Food Safety

The USDA-inspected label is found on any meat sold commercially. This means that the USDA’s Food Safety and Inspection Service and the Agriculture Marketing Service have officially evaluated a meat product for class, grade, or other quality characteristics. It also requires that the safe handling instruction sticker be placed on the final packaged product.

For produce, a newer program called good agricultural practices, or GAPS, is beginning to grow in popularity. This is a voluntary audit that focuses on best agricultural practices to verify that fruits and vegetables are “produced, packed, handled, and stored in the safest manner possible to minimize risks of microbial food safety hazards.” Farmers complete a certification checklist and farm inspection to ensure the methods they use uphold the integrity and safety of their produce.

Food Product Labels

A variety of labels are used for poultry, livestock, and eggs to explain the condition under which animals are raised. Two similar animal welfare certification programs are ‘certified humane’ and ‘animal welfare approved.’

Certified humane is a third-party certification and labeling program that requires the humane treatment of farm animals from birth through slaughter. Animals must be provided ample space, shelter, gentle handling, fresh water and a healthy diet. Crates, cages, and tie stalls are forbidden, and animals must be free to do what come naturally.

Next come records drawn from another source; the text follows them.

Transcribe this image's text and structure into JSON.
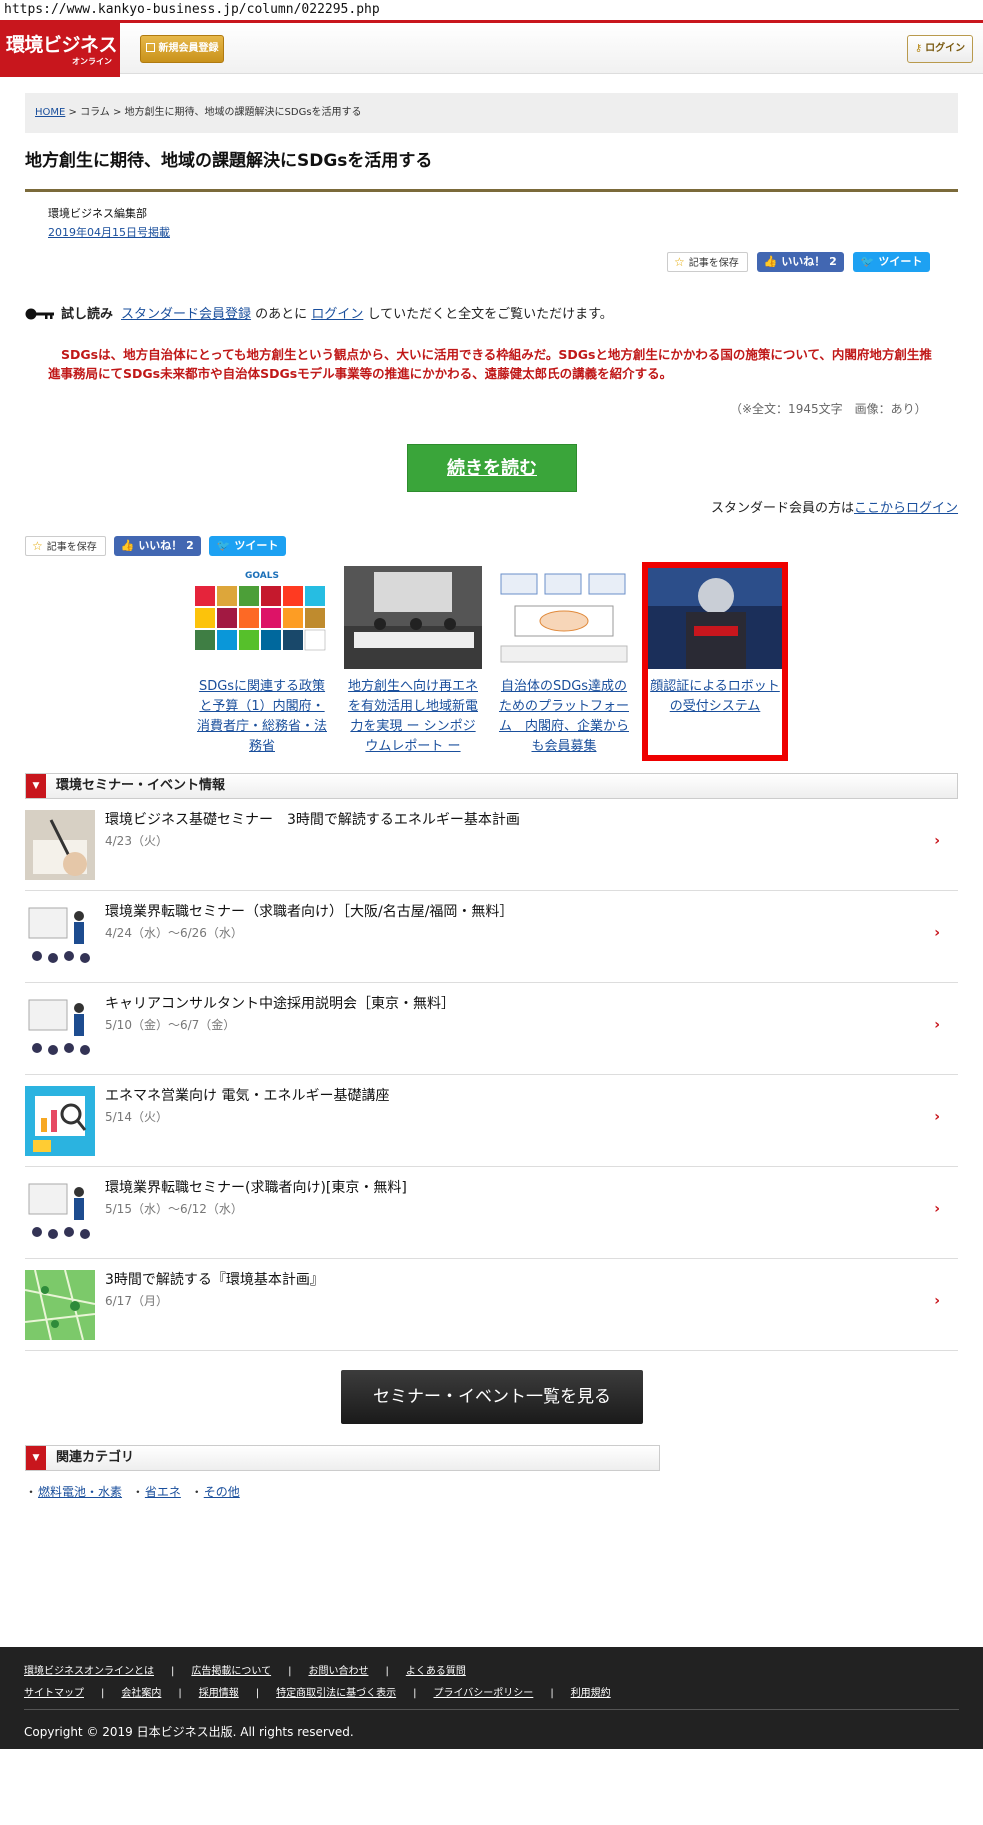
{
  "url": "https://www.kankyo-business.jp/column/022295.php",
  "header": {
    "logo_main": "環境ビジネス",
    "logo_sub": "オンライン",
    "register": "新規会員登録",
    "login": "ログイン"
  },
  "breadcrumb": {
    "home": "HOME",
    "column": "コラム",
    "current": "地方創生に期待、地域の課題解決にSDGsを活用する"
  },
  "article": {
    "title": "地方創生に期待、地域の課題解決にSDGsを活用する",
    "author": "環境ビジネス編集部",
    "date": "2019年04月15日号掲載",
    "save": "記事を保存",
    "like": "いいね！ 2",
    "tweet": "ツイート",
    "trial_label": "試し読み",
    "trial_link1": "スタンダード会員登録",
    "trial_mid1": "のあとに",
    "trial_link2": "ログイン",
    "trial_end": "していただくと全文をご覧いただけます。",
    "lead": "SDGsは、地方自治体にとっても地方創生という観点から、大いに活用できる枠組みだ。SDGsと地方創生にかかわる国の施策について、内閣府地方創生推進事務局にてSDGs未来都市や自治体SDGsモデル事業等の推進にかかわる、遠藤健太郎氏の講義を紹介する。",
    "meta": "（※全文：1945文字　画像：あり）",
    "continue": "続きを読む",
    "std_prefix": "スタンダード会員の方は",
    "std_link": "ここからログイン"
  },
  "related": [
    {
      "caption": "SDGsに関連する政策と予算（1）内閣府・消費者庁・総務省・法務省"
    },
    {
      "caption": "地方創生へ向け再エネを有効活用し地域新電力を実現 ー シンポジウムレポート ー"
    },
    {
      "caption": "自治体のSDGs達成のためのプラットフォーム　内閣府、企業からも会員募集"
    },
    {
      "caption": "顔認証によるロボットの受付システム"
    }
  ],
  "seminar": {
    "heading": "環境セミナー・イベント情報",
    "items": [
      {
        "title": "環境ビジネス基礎セミナー　3時間で解読するエネルギー基本計画",
        "date": "4/23（火）"
      },
      {
        "title": "環境業界転職セミナー（求職者向け）［大阪/名古屋/福岡・無料］",
        "date": "4/24（水）～6/26（水）"
      },
      {
        "title": "キャリアコンサルタント中途採用説明会［東京・無料］",
        "date": "5/10（金）～6/7（金）"
      },
      {
        "title": "エネマネ営業向け 電気・エネルギー基礎講座",
        "date": "5/14（火）"
      },
      {
        "title": "環境業界転職セミナー(求職者向け)[東京・無料]",
        "date": "5/15（水）～6/12（水）"
      },
      {
        "title": "3時間で解読する『環境基本計画』",
        "date": "6/17（月）"
      }
    ],
    "button": "セミナー・イベント一覧を見る"
  },
  "categories": {
    "heading": "関連カテゴリ",
    "items": [
      "燃料電池・水素",
      "省エネ",
      "その他"
    ]
  },
  "footer": {
    "row1": [
      "環境ビジネスオンラインとは",
      "広告掲載について",
      "お問い合わせ",
      "よくある質問"
    ],
    "row2": [
      "サイトマップ",
      "会社案内",
      "採用情報",
      "特定商取引法に基づく表示",
      "プライバシーポリシー",
      "利用規約"
    ],
    "copyright": "Copyright © 2019 日本ビジネス出版. All rights reserved."
  },
  "colors": {
    "brand": "#c8161d",
    "link": "#1a4f9c",
    "continue": "#3aa53a"
  }
}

Animal welfare approved (AWA) is also a third-party verification process — through which the non-profit audits and certifies only family farms who raise their animal outdoors on pasture or range according to specific handling and welfare standards. AWA has the strictest animal welfare standards of all labeling programs.

Naturally-raised is yet another term denoting how livestock is raised. It requires that livestock used for the production of meat and meat products be raised entirely without growth promotants, antibiotics, and may not be fed animal by-products. This label does not, however, provide guidelines on the welfare or living conditions of the animal.

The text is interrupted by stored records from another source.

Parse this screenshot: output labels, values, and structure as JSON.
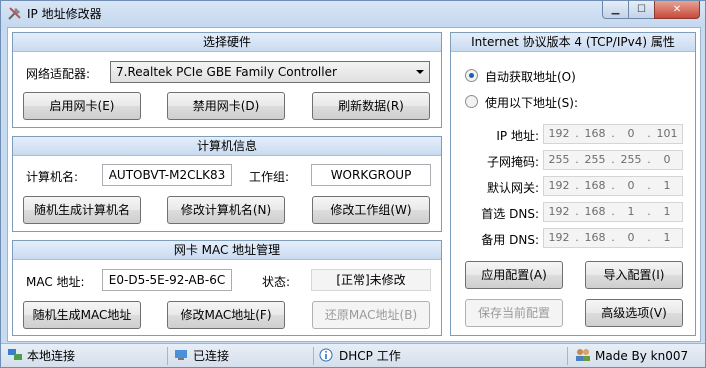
{
  "window": {
    "title": "IP 地址修改器"
  },
  "hardware": {
    "header": "选择硬件",
    "adapter_label": "网络适配器:",
    "adapter_value": "7.Realtek PCIe GBE Family Controller",
    "btn_enable": "启用网卡(E)",
    "btn_disable": "禁用网卡(D)",
    "btn_refresh": "刷新数据(R)"
  },
  "computer": {
    "header": "计算机信息",
    "name_label": "计算机名:",
    "name_value": "AUTOBVT-M2CLK83",
    "workgroup_label": "工作组:",
    "workgroup_value": "WORKGROUP",
    "btn_random_name": "随机生成计算机名",
    "btn_change_name": "修改计算机名(N)",
    "btn_change_workgroup": "修改工作组(W)"
  },
  "mac": {
    "header": "网卡 MAC 地址管理",
    "mac_label": "MAC 地址:",
    "mac_value": "E0-D5-5E-92-AB-6C",
    "status_label": "状态:",
    "status_value": "[正常]未修改",
    "btn_random_mac": "随机生成MAC地址",
    "btn_change_mac": "修改MAC地址(F)",
    "btn_restore_mac": "还原MAC地址(B)"
  },
  "ipv4": {
    "header": "Internet 协议版本 4 (TCP/IPv4) 属性",
    "radio_auto": "自动获取地址(O)",
    "radio_manual": "使用以下地址(S):",
    "selected": "auto",
    "ip_label": "IP 地址:",
    "ip": [
      "192",
      "168",
      "0",
      "101"
    ],
    "mask_label": "子网掩码:",
    "mask": [
      "255",
      "255",
      "255",
      "0"
    ],
    "gateway_label": "默认网关:",
    "gateway": [
      "192",
      "168",
      "0",
      "1"
    ],
    "dns1_label": "首选 DNS:",
    "dns1": [
      "192",
      "168",
      "1",
      "1"
    ],
    "dns2_label": "备用 DNS:",
    "dns2": [
      "192",
      "168",
      "0",
      "1"
    ],
    "btn_apply": "应用配置(A)",
    "btn_import": "导入配置(I)",
    "btn_save": "保存当前配置",
    "btn_advanced": "高级选项(V)"
  },
  "statusbar": {
    "connection": "本地连接",
    "state": "已连接",
    "mode": "DHCP 工作",
    "author": "Made By kn007"
  }
}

Cage-free means that poultry raised for eggs or meat are not housed in cages. However, they may still be kept in large, crowded warehouses with no access to the outdoors. I’ve heard this term best described as “not saying anything about the environment they are in, but just saying something about the environment they’re not in—cages.” Free-range or free-roaming poultry is another term used for broiler chickens or laying hens. Producers must demonstrate that the poultry has been allowed access to the outside—meaning the poultry may still live in a warehouse, but there must be a door to some outside space (which the poultry may or may not decide to use).

When it comes to ruminant livestock, we commonly see the label grass-fed. Grass-fed means that 100% of the animal’s diet consists of freshly grazed pasture during the growing season and stored grasses (hay or silage) during the winter months or drought conditions, and that no grain is fed throughout the animals’ lives.

Finally, we have the label pastured. Pastured implies that animals were raised outdoors on pasture. Laying hens and broiler chickens are raised on grass and bugs, cows are raised on grass, pigs are raised on woodland forage. While there is no regulatory process to ensure this claim, it has become a popular label to describe a farmer’s commitment to raising their animals with health and happiness as a top priority.

The best way to learn about the food you purchase is to talk to your farmer. Farmers are always willing to educate customers about how they raise their animals or grow their produce, so don’t be wary about asking questions. The more you know as a consumer, the better food purchasing decisions you can make. You can also view PEC’s 2013 Buy Fresh Buy Local guides which include a ‘Labels Defined’ box listing definitions to many of these food labels along with contact information for many farms throughout the region. (

Jessica Palmer is the Buy Fresh Buy Local Coordinator for the Piedmont Environmental Council. She wrote this article for a 2013 Issue of Piedmont Family Magazine.